zmalnajjar 1 posts msg #156878  Ignore zmalnajjar 
5/29/2021 7:10:56 AM
First we determine the SMA with TradingView's sma() function. We have that function run on closing prices (close) for the number of bars set by the smaLength input variable. Then we calculate the ATR with the atr() function and the atrLength input variable. We store these two computed values in the smaValue and atrValue variables.
Next we calculate the ATR channel's upper and lower band. For the upper band we increase the SMA with the ATR value multiplied by ubOffset, the input variable we gave a default of 7. To arrive at the lower band's value we decrease the SMA with lbOffset times the ATR. We store these band values in the upperBand and lowerBand variables.
Then we calculate the position size. The algorithm that Faith (2007) uses has two components: a percentage of equity and the ATR in currency value. The first part has us divide riskPerc with 100. That translates the percentagebased input option into a decimal value (so 0.5% becomes 0.005). Then we multiply with strategy.equity, a variable that returns the strategy's current equity (that is, initial capital + accumulated net profit + open position profit) (TradingView, n.d.).

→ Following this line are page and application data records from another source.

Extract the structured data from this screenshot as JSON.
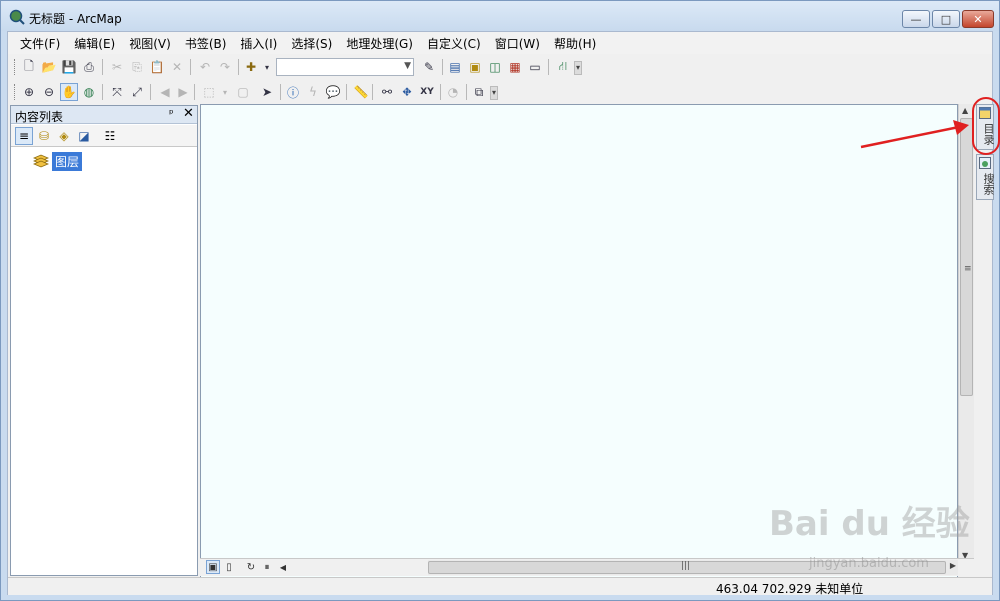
{
  "window": {
    "title": "无标题 - ArcMap",
    "minimize_glyph": "—",
    "maximize_glyph": "□",
    "close_glyph": "✕"
  },
  "menu": [
    "文件(F)",
    "编辑(E)",
    "视图(V)",
    "书签(B)",
    "插入(I)",
    "选择(S)",
    "地理处理(G)",
    "自定义(C)",
    "窗口(W)",
    "帮助(H)"
  ],
  "toc": {
    "title": "内容列表",
    "pin_glyph": "ᵖ",
    "close_glyph": "✕",
    "layer_label": "图层"
  },
  "toolbar": {
    "scale_value": ""
  },
  "dock": {
    "catalog_label": "目录",
    "search_label": "搜索"
  },
  "status": {
    "coords": "463.04   702.929 未知单位"
  },
  "watermark": {
    "brand": "Bai du 经验",
    "url": "jingyan.baidu.com"
  },
  "colors": {
    "map_background": "#f5fefe",
    "annotation_red": "#e02020",
    "selection_blue": "#3b7ad8"
  }
}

To determine the currency value of the ATR we multiply atrValue with syminfo.pointvalue. That TradingView variable returns the point value for the current instrument (TradingView, n.d.). For instance, for the Emini S&P this variable returns 50 since one point of price movement in ES is worth $50. For crude oil futures, which have an underlying of 1,000 barrels, syminfo.pointvalue returns 1,000.
The posSize variable we make next holds the strategy's position size. Here we have the conditional operator (?:) check if the usePosSize input variable is true. When it is, we divide the risk equity with the ATR currency value. Then we use the floor() function to round the position size down to the nearest full integer. Should that input variable be false, however, we simply set posSize to 1. That has us always trade one contract when the position sizing input is turned off.
# Step 3: Output the strategy's data and visualise signals
To make it easier to validate the strategy, we plot its data on the chart next:
// 3. Output strategy data
plot(series=smaValue, title="SMA", color=orange)
plot(series=upperBand, title="UB", color=green,
linewidth=2)
plot(series=lowerBand, title="LB", color=red,
linewidth=2)
We show the strategy's values on the chart with TradingView's plot() function. The first plot() statement shows the 350day moving average (smaValue). We name that plot ‘SMA’ and colour it orange.
The next two plot() function calls show the ATR channel's upper and lower band on the chart. We show upperBand values in the green colour and have lowerBand values show with the red colour value. With the linewidth argument set to 2 these line plots are a bit thicker than normal.
# Step 4: Code the long trading rules
Next up are the conditions that determine when we open and exit long positions. From the trading rules above we know that the strategy goes long when the close breaks above the channel's upper band. And long positions are closed when prices go below the simple moving average.
Here's how we translate that into code:
// 4. Determine long trading conditions
enterLong = crossover(close, upperBand)
exitLong = crossunder(close, smaValue)
The first Boolean variable we make here, enterLong, gets its true/false value from crossover(). That builtin function returns true when the value of its first argument crossed above that of the second argument (TradingView, n.d.). Here we have the function check if the instrument's closing prices (close) cross above the ATR channel's upper band (upperBand). This makes enterLong true when prices break above the channel and false when they don't.